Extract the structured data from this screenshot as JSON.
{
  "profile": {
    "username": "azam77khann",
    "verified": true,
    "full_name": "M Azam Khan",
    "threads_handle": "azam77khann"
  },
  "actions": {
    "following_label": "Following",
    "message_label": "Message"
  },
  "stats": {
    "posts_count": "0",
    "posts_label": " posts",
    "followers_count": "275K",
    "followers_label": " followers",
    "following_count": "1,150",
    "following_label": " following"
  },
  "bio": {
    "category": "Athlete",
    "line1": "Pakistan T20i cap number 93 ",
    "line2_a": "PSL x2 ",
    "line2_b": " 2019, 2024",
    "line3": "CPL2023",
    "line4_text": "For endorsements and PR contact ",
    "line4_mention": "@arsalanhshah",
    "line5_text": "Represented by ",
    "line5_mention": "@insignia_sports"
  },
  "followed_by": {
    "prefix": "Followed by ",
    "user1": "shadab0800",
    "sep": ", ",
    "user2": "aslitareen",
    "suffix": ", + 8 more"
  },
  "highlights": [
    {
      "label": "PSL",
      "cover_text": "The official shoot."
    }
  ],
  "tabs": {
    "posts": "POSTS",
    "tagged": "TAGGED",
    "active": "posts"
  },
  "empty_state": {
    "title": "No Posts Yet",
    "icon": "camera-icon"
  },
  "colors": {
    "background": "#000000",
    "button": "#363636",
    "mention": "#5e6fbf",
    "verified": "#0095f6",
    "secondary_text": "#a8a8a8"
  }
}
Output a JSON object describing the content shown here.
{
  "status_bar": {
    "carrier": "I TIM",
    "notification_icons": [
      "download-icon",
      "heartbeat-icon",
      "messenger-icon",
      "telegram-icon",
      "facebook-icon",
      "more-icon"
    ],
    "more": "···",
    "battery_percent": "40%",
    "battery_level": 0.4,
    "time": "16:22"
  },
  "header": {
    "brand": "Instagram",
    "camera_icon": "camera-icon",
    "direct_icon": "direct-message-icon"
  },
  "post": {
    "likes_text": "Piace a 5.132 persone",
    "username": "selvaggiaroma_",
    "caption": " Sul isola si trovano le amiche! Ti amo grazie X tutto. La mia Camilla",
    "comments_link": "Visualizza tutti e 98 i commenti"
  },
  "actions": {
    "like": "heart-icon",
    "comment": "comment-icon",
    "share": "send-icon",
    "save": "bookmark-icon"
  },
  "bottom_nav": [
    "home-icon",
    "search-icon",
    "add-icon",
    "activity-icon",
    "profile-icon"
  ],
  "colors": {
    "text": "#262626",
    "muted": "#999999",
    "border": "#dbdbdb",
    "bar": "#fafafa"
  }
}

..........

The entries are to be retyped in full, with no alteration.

Extract the structured data from this screenshot as JSON.
{
  "profile": {
    "username": "azam77khann",
    "verified": true,
    "full_name": "M Azam Khan",
    "threads_handle": "azam77khann"
  },
  "actions": {
    "following_label": "Following",
    "message_label": "Message"
  },
  "stats": {
    "posts_count": "0",
    "posts_label": " posts",
    "followers_count": "275K",
    "followers_label": " followers",
    "following_count": "1,150",
    "following_label": " following"
  },
  "bio": {
    "category": "Athlete",
    "line1": "Pakistan T20i cap number 93 ",
    "line2_a": "PSL x2 ",
    "line2_b": " 2019, 2024",
    "line3": "CPL2023",
    "line4_text": "For endorsements and PR contact ",
    "line4_mention": "@arsalanhshah",
    "line5_text": "Represented by ",
    "line5_mention": "@insignia_sports"
  },
  "followed_by": {
    "prefix": "Followed by ",
    "user1": "shadab0800",
    "sep": ", ",
    "user2": "aslitareen",
    "suffix": ", + 8 more"
  },
  "highlights": [
    {
      "label": "PSL",
      "cover_text": "The official shoot."
    }
  ],
  "tabs": {
    "posts": "POSTS",
    "tagged": "TAGGED",
    "active": "posts"
  },
  "empty_state": {
    "title": "No Posts Yet",
    "icon": "camera-icon"
  },
  "colors": {
    "background": "#000000",
    "button": "#363636",
    "mention": "#5e6fbf",
    "verified": "#0095f6",
    "secondary_text": "#a8a8a8"
  }
}
Output a JSON object describing the content shown here.
{
  "status_bar": {
    "carrier": "I TIM",
    "notification_icons": [
      "download-icon",
      "heartbeat-icon",
      "messenger-icon",
      "telegram-icon",
      "facebook-icon",
      "more-icon"
    ],
    "more": "···",
    "battery_percent": "40%",
    "battery_level": 0.4,
    "time": "16:22"
  },
  "header": {
    "brand": "Instagram",
    "camera_icon": "camera-icon",
    "direct_icon": "direct-message-icon"
  },
  "post": {
    "likes_text": "Piace a 5.132 persone",
    "username": "selvaggiaroma_",
    "caption": " Sul isola si trovano le amiche! Ti amo grazie X tutto. La mia Camilla",
    "comments_link": "Visualizza tutti e 98 i commenti"
  },
  "actions": {
    "like": "heart-icon",
    "comment": "comment-icon",
    "share": "send-icon",
    "save": "bookmark-icon"
  },
  "bottom_nav": [
    "home-icon",
    "search-icon",
    "add-icon",
    "activity-icon",
    "profile-icon"
  ],
  "colors": {
    "text": "#262626",
    "muted": "#999999",
    "border": "#dbdbdb",
    "bar": "#fafafa"
  }
}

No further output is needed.